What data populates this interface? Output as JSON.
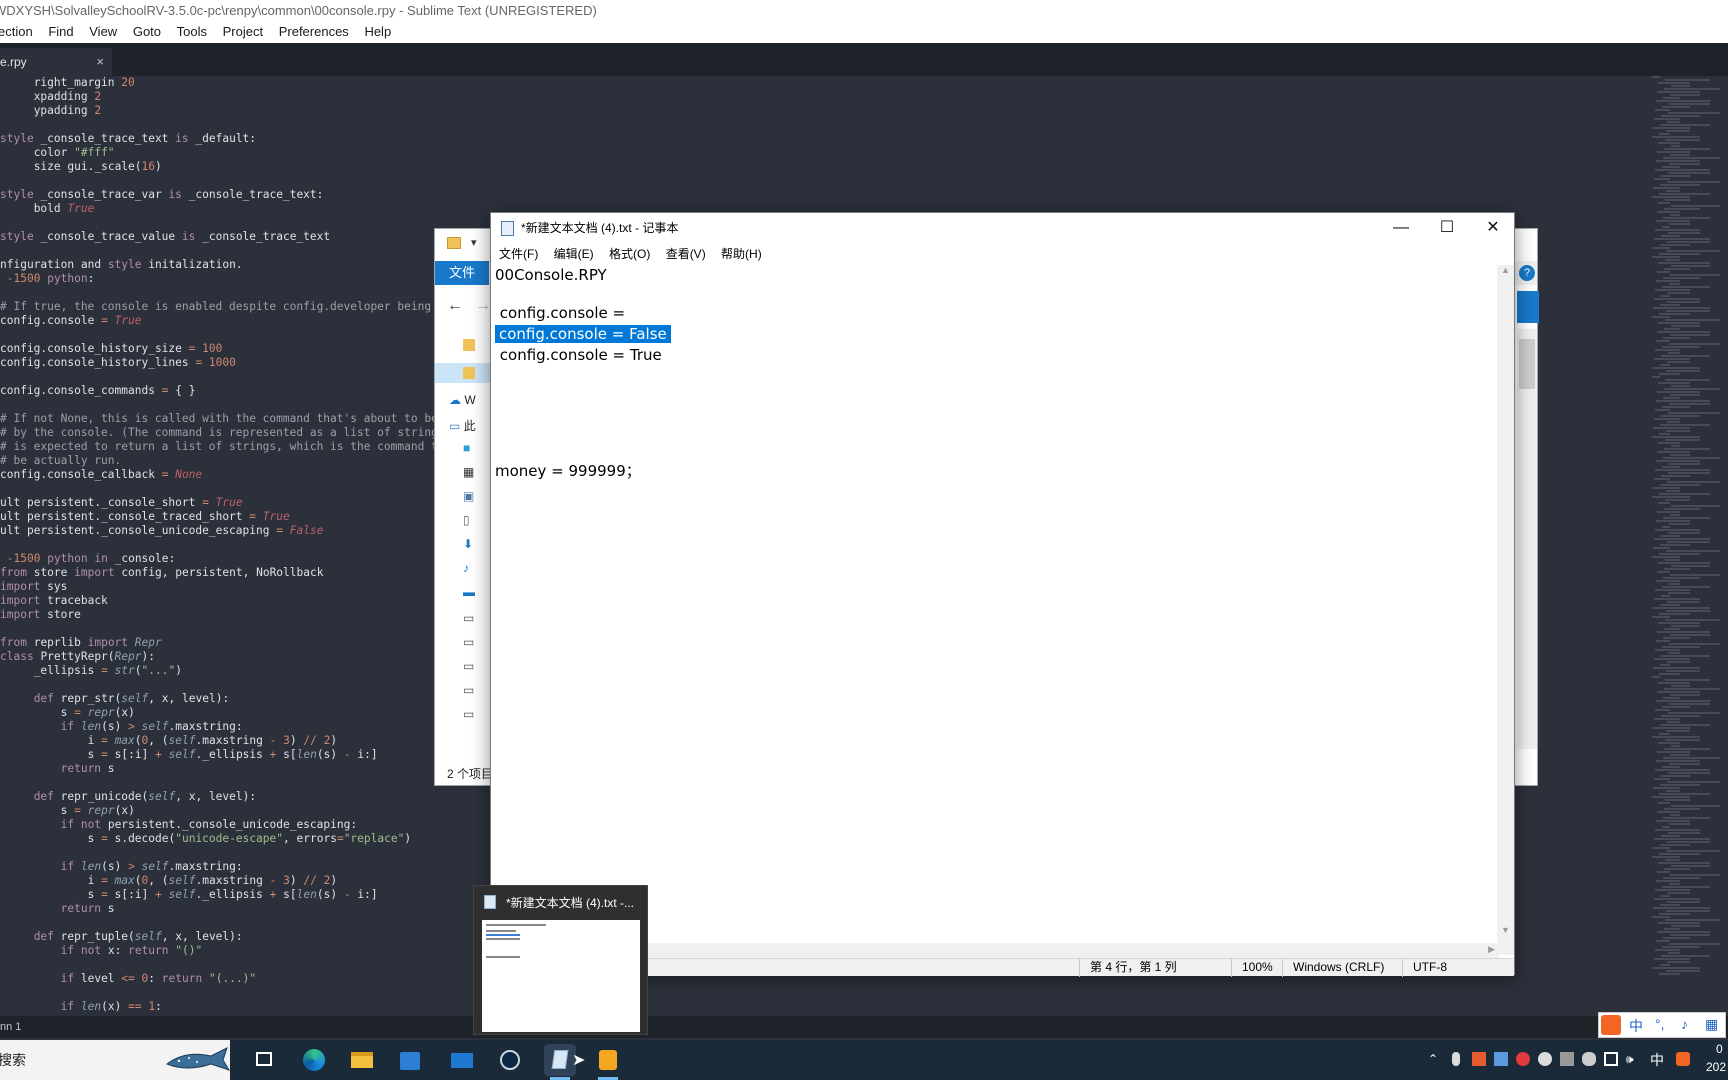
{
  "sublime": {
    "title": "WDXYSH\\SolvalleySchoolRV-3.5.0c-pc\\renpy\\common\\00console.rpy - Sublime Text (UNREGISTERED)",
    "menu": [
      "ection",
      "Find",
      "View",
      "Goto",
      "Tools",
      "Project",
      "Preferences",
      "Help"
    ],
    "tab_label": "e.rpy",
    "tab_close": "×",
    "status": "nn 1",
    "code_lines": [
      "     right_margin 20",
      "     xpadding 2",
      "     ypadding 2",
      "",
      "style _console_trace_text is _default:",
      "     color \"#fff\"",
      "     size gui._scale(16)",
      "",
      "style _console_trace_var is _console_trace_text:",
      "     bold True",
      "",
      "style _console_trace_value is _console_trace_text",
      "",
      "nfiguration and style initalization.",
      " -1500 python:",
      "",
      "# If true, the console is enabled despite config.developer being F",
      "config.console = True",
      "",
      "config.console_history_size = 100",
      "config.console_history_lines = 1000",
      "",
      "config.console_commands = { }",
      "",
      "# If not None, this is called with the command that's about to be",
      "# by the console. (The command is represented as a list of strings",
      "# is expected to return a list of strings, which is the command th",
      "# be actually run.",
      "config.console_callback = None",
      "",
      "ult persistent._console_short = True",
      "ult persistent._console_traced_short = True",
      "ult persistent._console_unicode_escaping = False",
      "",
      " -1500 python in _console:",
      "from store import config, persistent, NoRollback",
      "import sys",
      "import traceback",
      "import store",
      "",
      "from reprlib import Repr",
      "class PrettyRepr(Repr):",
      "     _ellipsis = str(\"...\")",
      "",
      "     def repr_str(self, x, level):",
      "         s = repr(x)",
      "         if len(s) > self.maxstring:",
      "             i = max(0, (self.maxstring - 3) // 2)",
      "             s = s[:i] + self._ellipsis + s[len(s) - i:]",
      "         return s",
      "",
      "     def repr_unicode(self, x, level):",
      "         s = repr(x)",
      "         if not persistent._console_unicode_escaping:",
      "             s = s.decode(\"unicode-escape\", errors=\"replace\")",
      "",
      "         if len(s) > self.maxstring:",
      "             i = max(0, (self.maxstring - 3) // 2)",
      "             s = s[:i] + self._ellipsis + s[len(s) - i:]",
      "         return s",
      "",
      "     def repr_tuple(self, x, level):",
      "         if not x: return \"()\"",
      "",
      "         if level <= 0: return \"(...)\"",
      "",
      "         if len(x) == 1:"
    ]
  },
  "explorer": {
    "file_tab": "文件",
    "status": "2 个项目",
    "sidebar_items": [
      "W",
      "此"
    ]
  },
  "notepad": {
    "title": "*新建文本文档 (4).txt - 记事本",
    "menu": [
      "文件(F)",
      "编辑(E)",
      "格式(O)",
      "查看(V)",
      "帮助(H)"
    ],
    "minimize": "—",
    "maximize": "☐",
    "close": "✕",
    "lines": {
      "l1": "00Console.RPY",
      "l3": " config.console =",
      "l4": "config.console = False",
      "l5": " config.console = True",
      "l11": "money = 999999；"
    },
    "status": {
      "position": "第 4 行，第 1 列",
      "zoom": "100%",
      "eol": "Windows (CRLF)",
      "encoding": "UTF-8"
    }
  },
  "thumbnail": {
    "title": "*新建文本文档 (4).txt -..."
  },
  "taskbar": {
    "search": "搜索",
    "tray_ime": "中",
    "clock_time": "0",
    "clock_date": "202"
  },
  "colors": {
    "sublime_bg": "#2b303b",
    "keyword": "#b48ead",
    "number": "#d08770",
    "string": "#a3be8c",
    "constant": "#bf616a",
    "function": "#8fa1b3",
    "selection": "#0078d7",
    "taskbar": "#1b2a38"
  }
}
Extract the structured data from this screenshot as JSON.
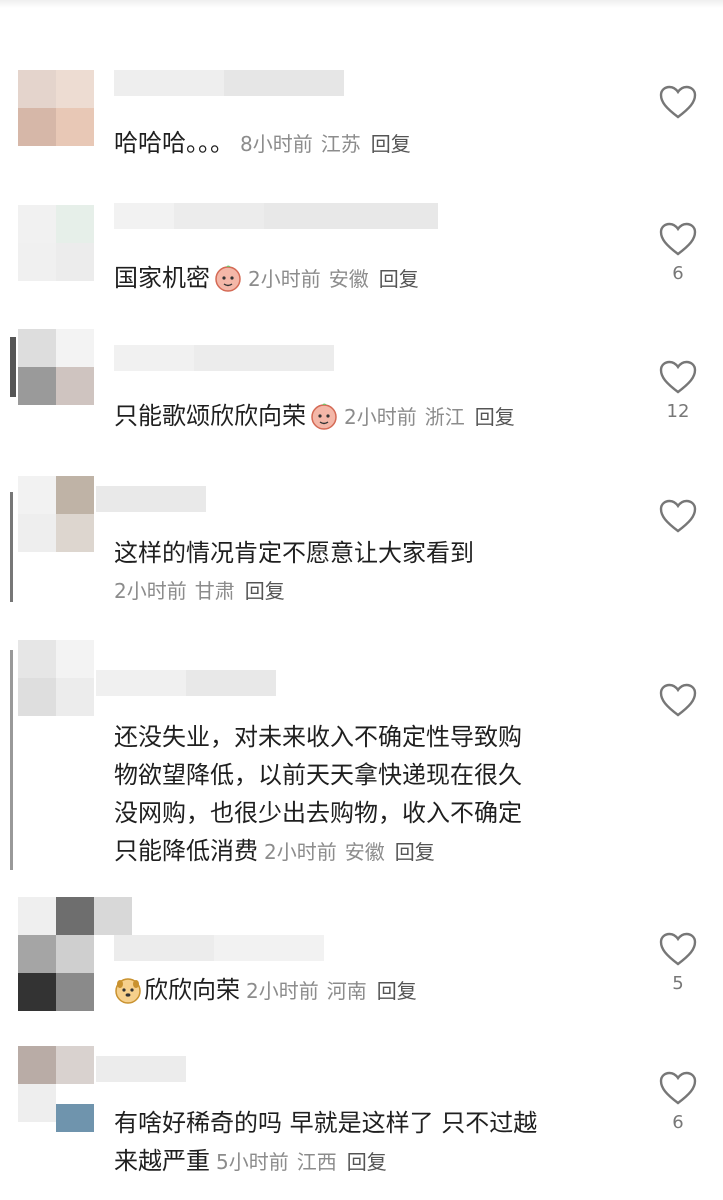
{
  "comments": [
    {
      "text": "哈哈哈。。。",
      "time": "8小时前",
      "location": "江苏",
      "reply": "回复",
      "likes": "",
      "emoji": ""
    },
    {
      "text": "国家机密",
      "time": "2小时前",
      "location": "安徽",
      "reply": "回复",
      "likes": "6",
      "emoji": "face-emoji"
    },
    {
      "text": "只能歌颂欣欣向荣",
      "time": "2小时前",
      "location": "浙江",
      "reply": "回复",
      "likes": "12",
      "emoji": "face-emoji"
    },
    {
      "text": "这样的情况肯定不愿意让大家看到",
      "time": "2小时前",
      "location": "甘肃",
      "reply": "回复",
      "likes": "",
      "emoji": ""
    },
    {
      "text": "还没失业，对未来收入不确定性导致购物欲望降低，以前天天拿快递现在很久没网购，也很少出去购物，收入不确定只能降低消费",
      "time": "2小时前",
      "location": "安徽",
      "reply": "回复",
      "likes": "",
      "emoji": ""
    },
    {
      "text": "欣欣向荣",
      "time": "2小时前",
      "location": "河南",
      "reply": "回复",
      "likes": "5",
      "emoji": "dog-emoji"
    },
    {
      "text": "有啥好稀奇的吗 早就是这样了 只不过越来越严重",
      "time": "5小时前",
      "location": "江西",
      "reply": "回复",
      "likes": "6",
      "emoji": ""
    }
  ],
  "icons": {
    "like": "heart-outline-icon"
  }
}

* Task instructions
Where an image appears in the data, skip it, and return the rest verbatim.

* Solution below
What data populates this interface? Output as JSON.
{
  "sublime": {
    "title": "WDXYSH\\SolvalleySchoolRV-3.5.0c-pc\\renpy\\common\\00console.rpy - Sublime Text (UNREGISTERED)",
    "menu": [
      "ection",
      "Find",
      "View",
      "Goto",
      "Tools",
      "Project",
      "Preferences",
      "Help"
    ],
    "tab_label": "e.rpy",
    "tab_close": "×",
    "status": "nn 1",
    "code_lines": [
      "     right_margin 20",
      "     xpadding 2",
      "     ypadding 2",
      "",
      "style _console_trace_text is _default:",
      "     color \"#fff\"",
      "     size gui._scale(16)",
      "",
      "style _console_trace_var is _console_trace_text:",
      "     bold True",
      "",
      "style _console_trace_value is _console_trace_text",
      "",
      "nfiguration and style initalization.",
      " -1500 python:",
      "",
      "# If true, the console is enabled despite config.developer being F",
      "config.console = True",
      "",
      "config.console_history_size = 100",
      "config.console_history_lines = 1000",
      "",
      "config.console_commands = { }",
      "",
      "# If not None, this is called with the command that's about to be",
      "# by the console. (The command is represented as a list of strings",
      "# is expected to return a list of strings, which is the command th",
      "# be actually run.",
      "config.console_callback = None",
      "",
      "ult persistent._console_short = True",
      "ult persistent._console_traced_short = True",
      "ult persistent._console_unicode_escaping = False",
      "",
      " -1500 python in _console:",
      "from store import config, persistent, NoRollback",
      "import sys",
      "import traceback",
      "import store",
      "",
      "from reprlib import Repr",
      "class PrettyRepr(Repr):",
      "     _ellipsis = str(\"...\")",
      "",
      "     def repr_str(self, x, level):",
      "         s = repr(x)",
      "         if len(s) > self.maxstring:",
      "             i = max(0, (self.maxstring - 3) // 2)",
      "             s = s[:i] + self._ellipsis + s[len(s) - i:]",
      "         return s",
      "",
      "     def repr_unicode(self, x, level):",
      "         s = repr(x)",
      "         if not persistent._console_unicode_escaping:",
      "             s = s.decode(\"unicode-escape\", errors=\"replace\")",
      "",
      "         if len(s) > self.maxstring:",
      "             i = max(0, (self.maxstring - 3) // 2)",
      "             s = s[:i] + self._ellipsis + s[len(s) - i:]",
      "         return s",
      "",
      "     def repr_tuple(self, x, level):",
      "         if not x: return \"()\"",
      "",
      "         if level <= 0: return \"(...)\"",
      "",
      "         if len(x) == 1:"
    ]
  },
  "explorer": {
    "file_tab": "文件",
    "status": "2 个项目",
    "sidebar_items": [
      "W",
      "此"
    ]
  },
  "notepad": {
    "title": "*新建文本文档 (4).txt - 记事本",
    "menu": [
      "文件(F)",
      "编辑(E)",
      "格式(O)",
      "查看(V)",
      "帮助(H)"
    ],
    "minimize": "—",
    "maximize": "☐",
    "close": "✕",
    "lines": {
      "l1": "00Console.RPY",
      "l3": " config.console =",
      "l4": "config.console = False",
      "l5": " config.console = True",
      "l11": "money = 999999；"
    },
    "status": {
      "position": "第 4 行，第 1 列",
      "zoom": "100%",
      "eol": "Windows (CRLF)",
      "encoding": "UTF-8"
    }
  },
  "thumbnail": {
    "title": "*新建文本文档 (4).txt -..."
  },
  "taskbar": {
    "search": "搜索",
    "tray_ime": "中",
    "clock_time": "0",
    "clock_date": "202"
  },
  "colors": {
    "sublime_bg": "#2b303b",
    "keyword": "#b48ead",
    "number": "#d08770",
    "string": "#a3be8c",
    "constant": "#bf616a",
    "function": "#8fa1b3",
    "selection": "#0078d7",
    "taskbar": "#1b2a38"
  }
}
Extract the structured data from this screenshot as JSON.
{
  "comments": [
    {
      "text": "哈哈哈。。。",
      "time": "8小时前",
      "location": "江苏",
      "reply": "回复",
      "likes": "",
      "emoji": ""
    },
    {
      "text": "国家机密",
      "time": "2小时前",
      "location": "安徽",
      "reply": "回复",
      "likes": "6",
      "emoji": "face-emoji"
    },
    {
      "text": "只能歌颂欣欣向荣",
      "time": "2小时前",
      "location": "浙江",
      "reply": "回复",
      "likes": "12",
      "emoji": "face-emoji"
    },
    {
      "text": "这样的情况肯定不愿意让大家看到",
      "time": "2小时前",
      "location": "甘肃",
      "reply": "回复",
      "likes": "",
      "emoji": ""
    },
    {
      "text": "还没失业，对未来收入不确定性导致购物欲望降低，以前天天拿快递现在很久没网购，也很少出去购物，收入不确定只能降低消费",
      "time": "2小时前",
      "location": "安徽",
      "reply": "回复",
      "likes": "",
      "emoji": ""
    },
    {
      "text": "欣欣向荣",
      "time": "2小时前",
      "location": "河南",
      "reply": "回复",
      "likes": "5",
      "emoji": "dog-emoji"
    },
    {
      "text": "有啥好稀奇的吗 早就是这样了 只不过越来越严重",
      "time": "5小时前",
      "location": "江西",
      "reply": "回复",
      "likes": "6",
      "emoji": ""
    }
  ],
  "icons": {
    "like": "heart-outline-icon"
  }
}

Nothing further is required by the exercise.